Weapons systems put on display during North Korea's military parade on October 10, 2020. (Rodong Sinmun - News1)

North Korean authorities appear to be making continued preparations for a large-scale military parade. Even in North Korea itself, people had predicted that the country would hold a military parade on Apr. 15 to mark the birthday of late national founder Kim Il Sung. North Korea’s leadership apparently wrestled with the timing of the parade through early April.

According to a Daily NK source in North Korea on Friday, that the military parade would not be held on Apr. 15 was made known in early April. Before the change was made known, the military parade’s headquarters was reportedly planning the event for Apr. 15.

From the time North Korean authorities started recruiting soldiers to participate in the parade in June of last year, they made it clear that the event would mark Kim Il Sung’s birthday, a holiday North Koreans call the Day of the Sun. Not only did the headquarters preparing the parade believe until recently that the parade would be held on Apr. 15, but so did the military units supporting the parade.

In fact, the General Staff Department issued an order last June to the operations and training departments of military units and military schools nationwide on personnel recruitment and training plans for a “military parade to commemorate the 100th Day of the Sun.”

The order explained that the parade would “deeply honor” and “splendidly commemorate” Kim, the “founder of socialist Choson [North Korea] and the sun of the nation” in the hearts of the entire people.

However, Daily NK was unable to determine exactly when and why North Korea’s leadership changed the date of the parade.

That said, within the ruling party, some people said the parade was delayed as the party’s event preparations committee began planning early this year for national commemorative events to be held from late leader Kim Jong Il’s 80th birthday on Feb. 16 to the 90th anniversary of the founding of North Korea’s military on Apr. 25.

In fact, during the Sixth Plenary Meeting of the Eighth Party Congress on Jan. 19, the politburo of the Central Committee adopted a resolution to “splendidly celebrate” the 100th birthday of Kim Il Sung and the 80th birthday of Kim Jong Il.

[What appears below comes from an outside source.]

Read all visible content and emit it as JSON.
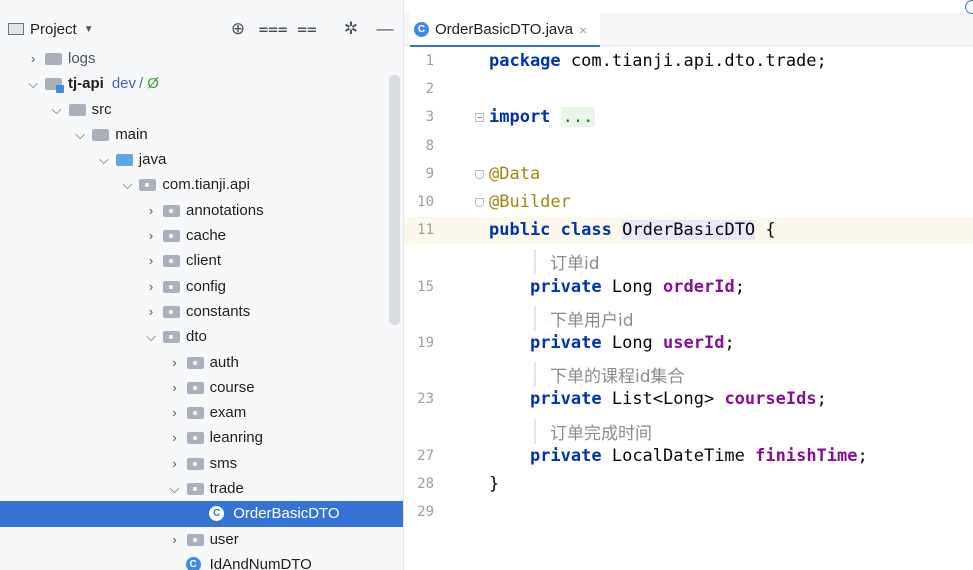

With the adoption of the resolution, the authorities designated the period from Feb. 16 to Apr. 25 as the “greatest celebratory period of the nation,” ordering organizations throughout the country to emphasize the accomplishments of the first 10 years of current North Korean leader Kim Jong Un’s reign on every holiday of the celebratory period.

After the military parade was delayed past Apr. 15, some North Koreans claimed that the anniversary of the founding of the North Korean military is a better holiday to highlight the current Kim’s greatest accomplishment of strengthening national defense than the birthday of his grandfather, Kim Il Sung.

This is because the authorities can underscore that while Kim Il Sung organized his army to resist the Japanese with a few rifles, Kim Jong Un succeeded in giving North Korea a nuclear arsenal amid difficulties while holding firm to the “independent revolutionary line” for the last decade.

Inside North Korea, the authorities are reportedly underscoring that this year is the time to bring the advancement of the nation’s nuclear arsenal to its peak. The country is trying to make optimal use of the current period to develop its nuclear arsenal, with tensions between the US and China and the US and Russia leading to repeated failures by the UN Security Council to place sanctions on North Korea.

Meanwhile, some observers believe the country delayed the parade because it had not completed its arsenal to the point that it could put it on display.

In a telephone conversation with Daily NK, Yang Uk, an associate research fellow at the Asan Institute for Policy Studies, said North Korea appears to be rushing quite a bit in regards to nuclear weapons development. He said the military parade could have been delayed somewhat since the weapons systems they wanted to show off are incomplete.

From Jan. 5 to Apr. 16, North Korea has committed 13 military provocations this year alone. Many kinds of weapons were used in these provocations, including medium-range ballistic missiles, hypersonic missiles, short-range ballistic missiles, long-range cruise missiles, surface-to-surface tactical guided missiles, ICBMs, multiple rocket systems, and “new type” tactical guided weapons.

Rather than showing off the gradual, systematic development of a single weapons system, the authorities appear to have been scrambling to show off a number of weapons systems. Because of this, North Korean authorities may increase the number of previously unveiled weapon systems in this parade, or fix up the exteriors of incomplete systems to put on display.

Yang said that if North Korea cannot display any new weapons, the country could roll out several hypersonic missiles or show off launch systems like mobile rocket launchers. He also speculated that North Korea — feeling the need to emphasize its strategic weapons — could focus on warheads, displaying MRVs or MIRVs.

Translated by David Black. Edited by Robert Lauler. 

Please direct any comments or questions about this article to dailynkenglish@uni-media.net.

Read in Korean

Seulkee Jang is one of Daily NK's full-time journalists. Please direct any questions about her articles to dailynkenglish@uni-media.net.